Intangibles and injuries:
Both teams are as healthy as they have been all season. Jodie Meeks is unlikely to play in this game, but he hasn't played in many, so that is just something the Cats have had to deal with all year long. Kentucky is playing at home, and Pelphrey's presence on the Arkansas bench will draw a sellout for sure. The distraction of the Mills situation could have an impact on team harmony. Advantage -- Kentucky.
Kentucky wins if:
- They avoid turnovers. If the Razorbacks are +5 or greater, we will be in trouble.
- Patterson is able to produce in spite of the attention he gets.
- Crawford is able to contain Sonny Weems.
- Kentucky keeps the Razorbacks off the offensive glass.
- Arkansas puts us on the line a lot.
Arkansas wins if:
- They are able to frustrate Patterson.
- They are able to get Weems off early.
- Patterson or Stevenson get in foul trouble.
- They pound us on the offensive glass.
- They get the tempo up into the 70's.

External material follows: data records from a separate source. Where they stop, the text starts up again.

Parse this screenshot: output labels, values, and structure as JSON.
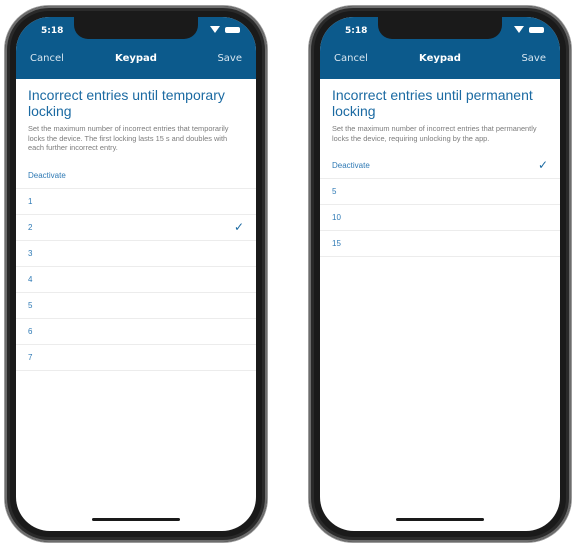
{
  "left": {
    "status_time": "5:18",
    "nav": {
      "cancel": "Cancel",
      "title": "Keypad",
      "save": "Save"
    },
    "title": "Incorrect entries until temporary locking",
    "description": "Set the maximum number of incorrect entries that temporarily locks the device. The first locking lasts 15 s and doubles with each further incorrect entry.",
    "options": [
      {
        "label": "Deactivate",
        "selected": false
      },
      {
        "label": "1",
        "selected": false
      },
      {
        "label": "2",
        "selected": true
      },
      {
        "label": "3",
        "selected": false
      },
      {
        "label": "4",
        "selected": false
      },
      {
        "label": "5",
        "selected": false
      },
      {
        "label": "6",
        "selected": false
      },
      {
        "label": "7",
        "selected": false
      }
    ],
    "check_icon": "✓"
  },
  "right": {
    "status_time": "5:18",
    "nav": {
      "cancel": "Cancel",
      "title": "Keypad",
      "save": "Save"
    },
    "title": "Incorrect entries until permanent locking",
    "description": "Set the maximum number of incorrect entries that permanently locks the device, requiring unlocking by the app.",
    "options": [
      {
        "label": "Deactivate",
        "selected": true
      },
      {
        "label": "5",
        "selected": false
      },
      {
        "label": "10",
        "selected": false
      },
      {
        "label": "15",
        "selected": false
      }
    ],
    "check_icon": "✓"
  },
  "colors": {
    "header": "#0c5a8c",
    "accent": "#1b6aa2",
    "option_text": "#2f7ab5",
    "description": "#7c7c7c"
  }
}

Arkansas is the toughest team we have faced since Vanderbilt, and although they don't have the in-your-face defensive pressure that so devastated us down in Nashville, they are bigger, stronger, and just as athletic as Kentucky, not to mention much deeper. This is a very dangerous basketball team, and as they showed LSU the other day, they are capable of serious outbursts of offensive basketball.
Kentucky, on the other hand, has been doing just enough to get by. I daresay that won't be enough today, because if we give the same effort we gave against Georgia, I think we will be looking at a loss. This is a very big game against a very tough, well coached team, and if the Cats do not respond correctly, things are likely to go south in a hurry.
But the Cats have been nothing if not resilient, and many teams have been frustrated trying to score consistently in the half-court against Kentucky. This team has been very tough in the SEC season, and that toughness has, for the most part, been the most consistent feature of this team. Joe Crawford, against all odds, has become a defensive stopper, and Stevenson and Harris continue to contribute with hustle, rebounding and shot-blocking.
Look for a hard-fought struggle today with lots of fouls. Arkansas will try to force the pace, but the Cats will have none of it. If Kentucky can force Arkansas into a half-court game without turning the ball over a lot in the back court, we have a good chance to come away with the victory.